- 3 Apr 2018
All homes will be covered as we believe that buildings should be safe for occupants regardless of tenure.
All homes should have:
- one smoke alarm installed in the room most frequently used for general daytime living purposes
- one smoke alarm in every circulation space on each storey, such as hallways and landings
- one heat alarm installed in every kitchen
- all alarms should be ceiling mounted
- all alarms should be interlinked
There will also be a requirement for carbon monoxide detectors to be fitted where there is a carbon-fuelled appliance or a flue.
Interlinked smoke alarms
The requirements mean that all alarms must be interlinked. Existing smoke alarms will need to be reviewed to ensure they meet this requirement.
You may not hear an alarm closest to the fire but, by having an interlinked system, you will be alerted immediately.
Alarm types: battery or mains-wired
You can install specified types of sealed long-life battery alarms or mains-wired alarms with a maximum lifespan of 10 years.
Installing mains-wired alarms in flats and in houses over three storeys also requires a building warrant from your local authority.
Any costs will be the responsibility of home owners.
The cost of each mid-range sealed long-life battery alarm is between £40 and £80.

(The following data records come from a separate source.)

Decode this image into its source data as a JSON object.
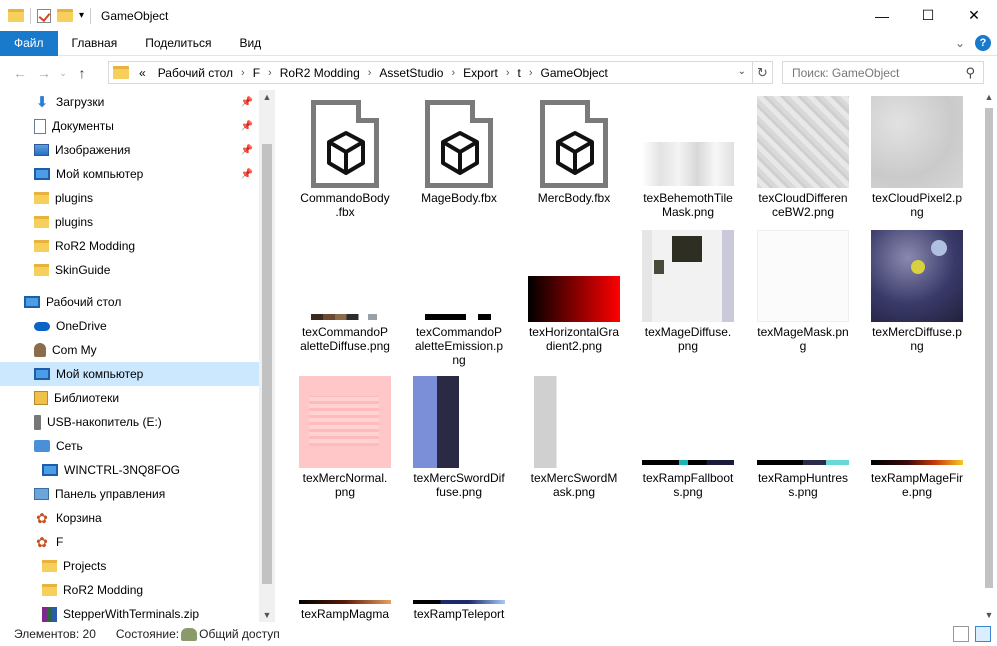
{
  "window": {
    "title": "GameObject"
  },
  "ribbon": {
    "tabs": [
      "Файл",
      "Главная",
      "Поделиться",
      "Вид"
    ]
  },
  "address": {
    "crumbs": [
      "«",
      "Рабочий стол",
      "F",
      "RoR2 Modding",
      "AssetStudio",
      "Export",
      "t",
      "GameObject"
    ]
  },
  "search": {
    "placeholder": "Поиск: GameObject"
  },
  "sidebar": {
    "items": [
      {
        "label": "Загрузки",
        "icon": "download-icon",
        "pinned": true
      },
      {
        "label": "Документы",
        "icon": "documents-icon",
        "pinned": true
      },
      {
        "label": "Изображения",
        "icon": "pictures-icon",
        "pinned": true
      },
      {
        "label": "Мой компьютер",
        "icon": "computer-icon",
        "pinned": true
      },
      {
        "label": "plugins",
        "icon": "folder-icon"
      },
      {
        "label": "plugins",
        "icon": "folder-icon"
      },
      {
        "label": "RoR2 Modding",
        "icon": "folder-icon"
      },
      {
        "label": "SkinGuide",
        "icon": "folder-icon"
      },
      {
        "label": "Рабочий стол",
        "icon": "desktop-icon"
      },
      {
        "label": "OneDrive",
        "icon": "onedrive-icon"
      },
      {
        "label": "Com My",
        "icon": "user-icon"
      },
      {
        "label": "Мой компьютер",
        "icon": "computer-icon",
        "selected": true
      },
      {
        "label": "Библиотеки",
        "icon": "libraries-icon"
      },
      {
        "label": "USB-накопитель (E:)",
        "icon": "usb-drive-icon"
      },
      {
        "label": "Сеть",
        "icon": "network-icon"
      },
      {
        "label": "WINCTRL-3NQ8FOG",
        "icon": "computer-icon"
      },
      {
        "label": "Панель управления",
        "icon": "control-panel-icon"
      },
      {
        "label": "Корзина",
        "icon": "recycle-bin-icon"
      },
      {
        "label": "F",
        "icon": "user-folder-icon"
      },
      {
        "label": "Projects",
        "icon": "folder-icon"
      },
      {
        "label": "RoR2 Modding",
        "icon": "folder-icon"
      },
      {
        "label": "StepperWithTerminals.zip",
        "icon": "archive-icon"
      }
    ]
  },
  "files": [
    {
      "name": "CommandoBody\n.fbx",
      "type": "fbx"
    },
    {
      "name": "MageBody.fbx",
      "type": "fbx"
    },
    {
      "name": "MercBody.fbx",
      "type": "fbx"
    },
    {
      "name": "texBehemothTile\nMask.png",
      "type": "img"
    },
    {
      "name": "texCloudDifferen\nceBW2.png",
      "type": "img"
    },
    {
      "name": "texCloudPixel2.p\nng",
      "type": "img"
    },
    {
      "name": "texCommandoP\naletteDiffuse.png",
      "type": "img"
    },
    {
      "name": "texCommandoP\naletteEmission.p\nng",
      "type": "img"
    },
    {
      "name": "texHorizontalGra\ndient2.png",
      "type": "img"
    },
    {
      "name": "texMageDiffuse.\npng",
      "type": "img"
    },
    {
      "name": "texMageMask.pn\ng",
      "type": "img"
    },
    {
      "name": "texMercDiffuse.p\nng",
      "type": "img"
    },
    {
      "name": "texMercNormal.\npng",
      "type": "img"
    },
    {
      "name": "texMercSwordDif\nfuse.png",
      "type": "img"
    },
    {
      "name": "texMercSwordM\nask.png",
      "type": "img"
    },
    {
      "name": "texRampFallboot\ns.png",
      "type": "img"
    },
    {
      "name": "texRampHuntres\ns.png",
      "type": "img"
    },
    {
      "name": "texRampMageFir\ne.png",
      "type": "img"
    },
    {
      "name": "texRampMagma",
      "type": "img"
    },
    {
      "name": "texRampTeleport",
      "type": "img"
    }
  ],
  "status": {
    "count": "Элементов: 20",
    "state_label": "Состояние:",
    "state_value": "Общий доступ"
  }
}
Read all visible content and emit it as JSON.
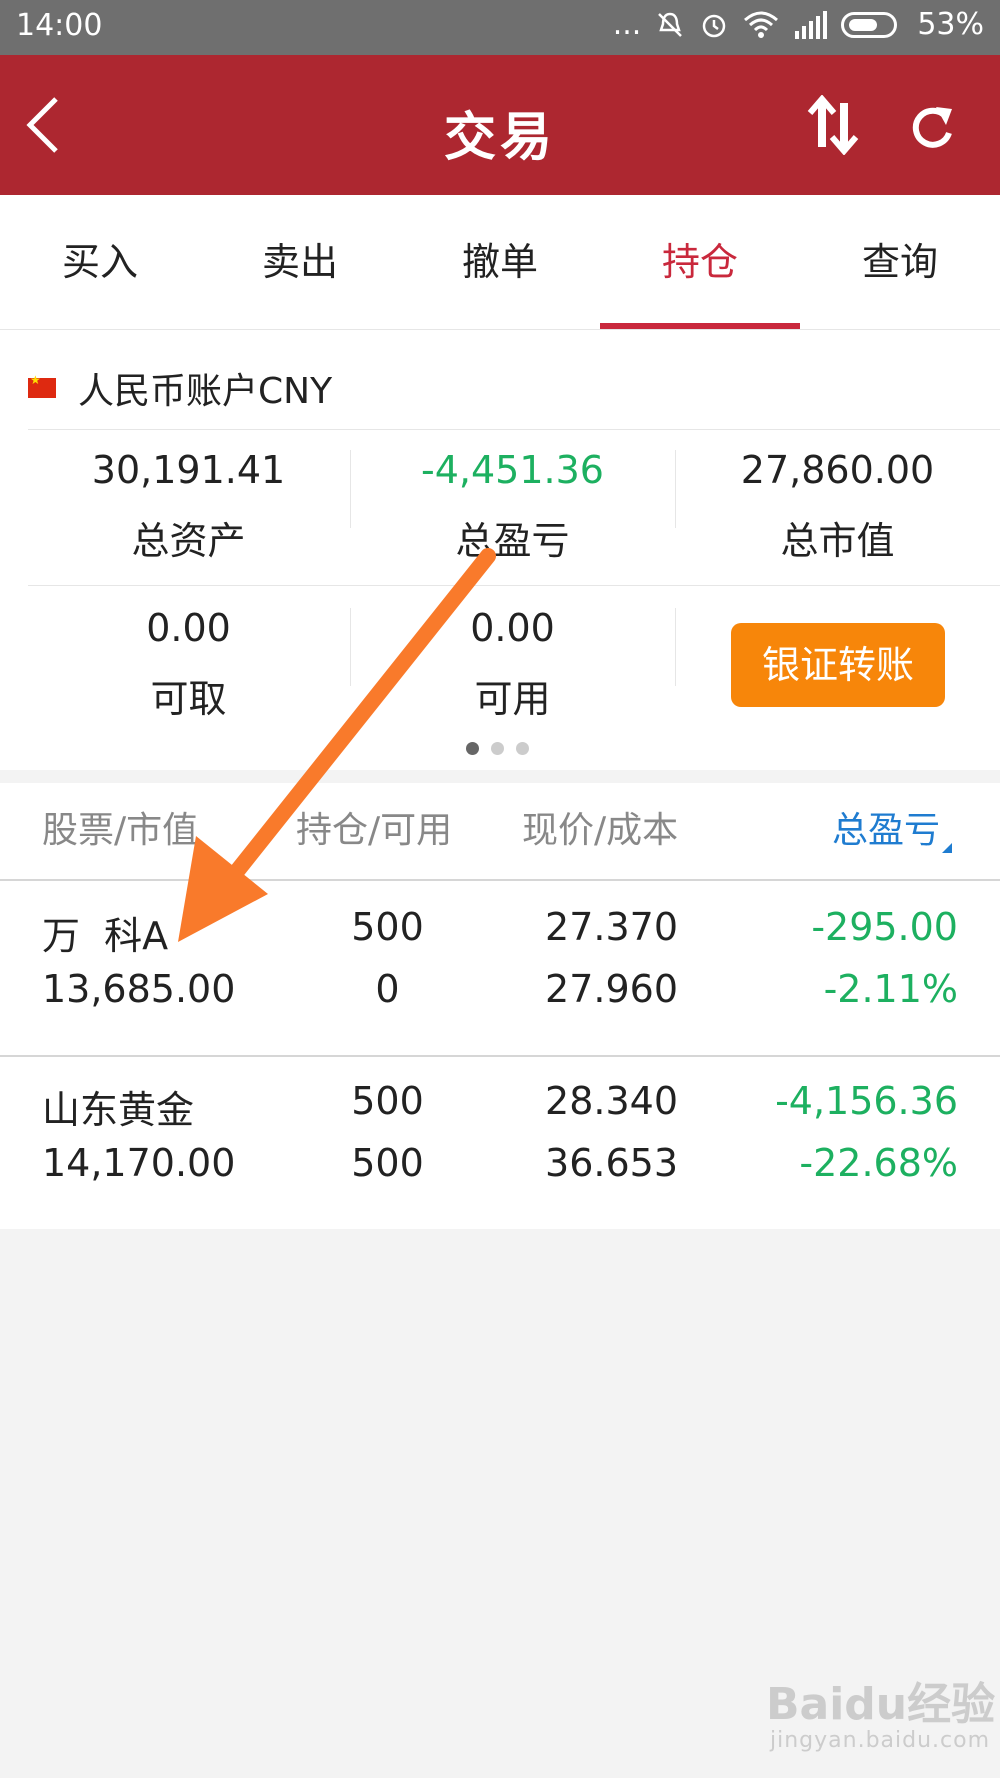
{
  "status_bar": {
    "time": "14:00",
    "dots": "...",
    "battery_percent": "53%"
  },
  "header": {
    "title": "交易"
  },
  "tabs": [
    {
      "label": "买入"
    },
    {
      "label": "卖出"
    },
    {
      "label": "撤单"
    },
    {
      "label": "持仓",
      "active": true
    },
    {
      "label": "查询"
    }
  ],
  "account": {
    "title": "人民币账户CNY",
    "total_assets": {
      "value": "30,191.41",
      "label": "总资产"
    },
    "total_pnl": {
      "value": "-4,451.36",
      "label": "总盈亏"
    },
    "market_value": {
      "value": "27,860.00",
      "label": "总市值"
    },
    "withdrawable": {
      "value": "0.00",
      "label": "可取"
    },
    "available": {
      "value": "0.00",
      "label": "可用"
    },
    "transfer_label": "银证转账"
  },
  "holdings": {
    "columns": [
      "股票/市值",
      "持仓/可用",
      "现价/成本",
      "总盈亏"
    ],
    "rows": [
      {
        "name": "万  科A",
        "market_value": "13,685.00",
        "position": "500",
        "available": "0",
        "price": "27.370",
        "cost": "27.960",
        "pnl": "-295.00",
        "pnl_pct": "-2.11%"
      },
      {
        "name": "山东黄金",
        "market_value": "14,170.00",
        "position": "500",
        "available": "500",
        "price": "28.340",
        "cost": "36.653",
        "pnl": "-4,156.36",
        "pnl_pct": "-22.68%"
      }
    ]
  },
  "watermark": {
    "brand": "Baidu经验",
    "url": "jingyan.baidu.com"
  },
  "colors": {
    "header_bg": "#ad2730",
    "accent_red": "#c9283c",
    "loss_green": "#1db060",
    "transfer_orange": "#f7860a",
    "sort_blue": "#1f7cd0",
    "annotation_arrow": "#f97a2b"
  }
}
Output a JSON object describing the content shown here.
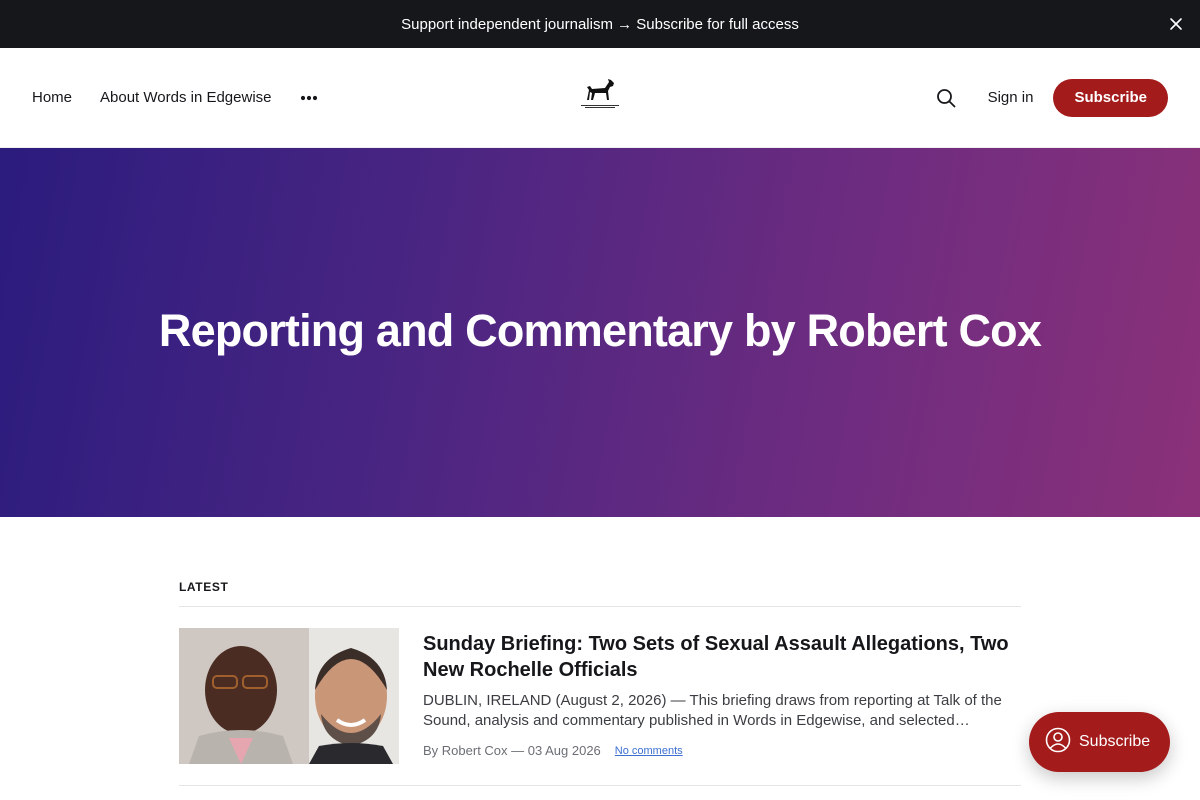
{
  "announcement": {
    "text": "Support independent journalism → Subscribe for full access",
    "close_icon": "close-icon"
  },
  "header": {
    "nav": [
      {
        "label": "Home"
      },
      {
        "label": "About Words in Edgewise"
      }
    ],
    "more_icon": "ellipsis-icon",
    "logo_icon": "dog-logo-icon",
    "search_icon": "search-icon",
    "signin_label": "Sign in",
    "subscribe_label": "Subscribe"
  },
  "hero": {
    "title": "Reporting and Commentary by Robert Cox"
  },
  "feed": {
    "label": "LATEST",
    "posts": [
      {
        "title": "Sunday Briefing: Two Sets of Sexual Assault Allegations, Two New Rochelle Officials",
        "excerpt": "DUBLIN, IRELAND (August 2, 2026) — This briefing draws from reporting at Talk of the Sound, analysis and commentary published in Words in Edgewise, and selected…",
        "meta": "By Robert Cox — 03 Aug 2026",
        "comments": "No comments"
      }
    ]
  },
  "portal": {
    "label": "Subscribe",
    "icon": "user-circle-icon"
  },
  "colors": {
    "accent": "#a31b1b",
    "announcement_bg": "#15171a",
    "hero_start": "#2b1c7e",
    "hero_end": "#8b3179",
    "link": "#3b6fd1"
  }
}
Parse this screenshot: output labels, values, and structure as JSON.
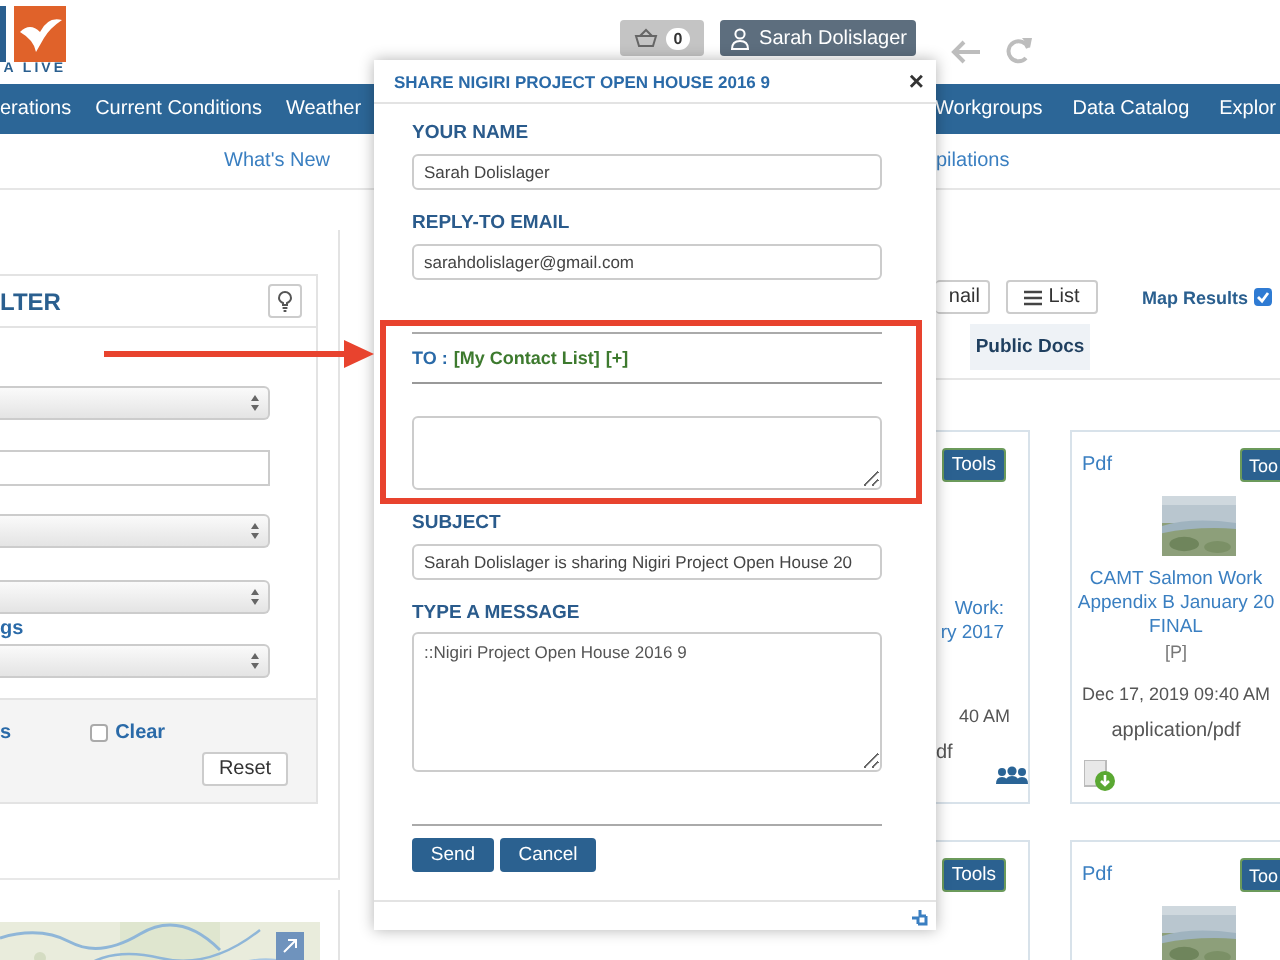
{
  "header": {
    "logo_caption": "A LIVE",
    "cart": {
      "count": "0"
    },
    "user": {
      "name": "Sarah Dolislager"
    }
  },
  "nav": {
    "left_items": [
      {
        "label": "erations"
      },
      {
        "label": "Current Conditions"
      },
      {
        "label": "Weather"
      }
    ],
    "right_items": [
      {
        "label": "Workgroups"
      },
      {
        "label": "Data Catalog"
      },
      {
        "label": "Explor"
      }
    ]
  },
  "subnav": {
    "items": [
      {
        "label": "What's New"
      },
      {
        "label": "pilations"
      }
    ]
  },
  "filter_panel": {
    "title": "LTER",
    "rows": [
      {
        "kind": "select"
      },
      {
        "kind": "input"
      },
      {
        "kind": "select"
      },
      {
        "kind": "select"
      },
      {
        "kind": "label",
        "text": "gs"
      },
      {
        "kind": "select"
      }
    ],
    "footer_label": "s",
    "clear": {
      "label": "Clear",
      "checked": false
    },
    "reset_label": "Reset"
  },
  "map": {
    "kind": "picture"
  },
  "results": {
    "view_buttons": [
      {
        "label": "nail",
        "kind": "text"
      },
      {
        "label": "List",
        "kind": "list"
      }
    ],
    "map_results": {
      "label": "Map Results",
      "checked": true
    },
    "tabs": [
      {
        "label": "Public Docs",
        "selected": true
      }
    ],
    "cards": [
      {
        "tools": "Tools",
        "title_lines": [
          "Work:",
          "ry 2017"
        ],
        "date": "40 AM",
        "mime": "df",
        "kind": "shared"
      },
      {
        "type": "Pdf",
        "tools": "Too",
        "thumbnail": {
          "kind": "picture"
        },
        "title_lines": [
          "CAMT Salmon Work",
          "Appendix B January 20",
          "FINAL"
        ],
        "tag": "[P]",
        "date": "Dec 17, 2019 09:40 AM",
        "mime": "application/pdf",
        "kind": "downloadable"
      },
      {
        "tools": "Tools",
        "kind": "plain"
      },
      {
        "type": "Pdf",
        "tools": "Too",
        "thumbnail": {
          "kind": "picture"
        },
        "kind": "plain"
      }
    ]
  },
  "share_dialog": {
    "title": "SHARE NIGIRI PROJECT OPEN HOUSE 2016 9",
    "close": "×",
    "fields": [
      {
        "kind": "input",
        "label": "YOUR NAME",
        "value": "Sarah Dolislager"
      },
      {
        "kind": "input",
        "label": "REPLY-TO EMAIL",
        "value": "sarahdolislager@gmail.com"
      },
      {
        "kind": "recipients",
        "label": "TO :",
        "contact_list": "[My Contact List]",
        "add": "[+]"
      },
      {
        "kind": "textarea"
      },
      {
        "kind": "input",
        "label": "SUBJECT",
        "value": "Sarah Dolislager is sharing Nigiri Project Open House 20"
      },
      {
        "kind": "textarea",
        "label": "TYPE A MESSAGE",
        "value": "::Nigiri Project Open House 2016 9"
      }
    ],
    "buttons": [
      {
        "label": "Send"
      },
      {
        "label": "Cancel"
      }
    ]
  }
}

Mains-wired alarms are generally cheaper than the sealed long-life battery alarms; however, installation will need to be carried out by an electrician which will be an additional cost to consider.
We estimate the cost for an average two bedroom, two storey house could be between £160 and £280. A one bedroom flat should cost between £120 and £200.
There will be a two year period for compliance once the regulations are in force, meaning homeowners would have until 2020. However, installing alarms at the earliest opportunity, will provide improved fire safety in your home.
Tenements/blocks of flats
In a shared property such as a tenement or block of flats there is no requirement for different properties to fit alarms linked to each other.
Most home owners want to make their homes as safe as possible. Home fire safety visits from Scottish Fire and Rescue Service can be arranged, advising homeowners on fire safety and how to comply with the standards.
Compliance will also form part of any Home Report and it may be introduced as a requirement by home insurance companies. Because this will be a minimum standard for safe houses, local authorities will be able to use their statutory powers to require owners to carry out work on substandard housing.
The proposed standards are an extension to the existing standards for privately rented properties, so a private landlord should already be complying.
- Fire detection in private rented properties: guidance
- Carbon monoxide alarms in private rented properties: guidance
The proposed standards will be added to the standards social landlords have to meet under the Scottish Social Housing Standard, which is monitored by the Scottish Housing Regulator.
Other fire safety issues
We ran a fire and smoke alarms consultation which highlighted wider fire safety issues, including fire doors, and this will inform the work of the Ministerial Working Group on Building and Fire Safety.
Housing and Social Justice Directorate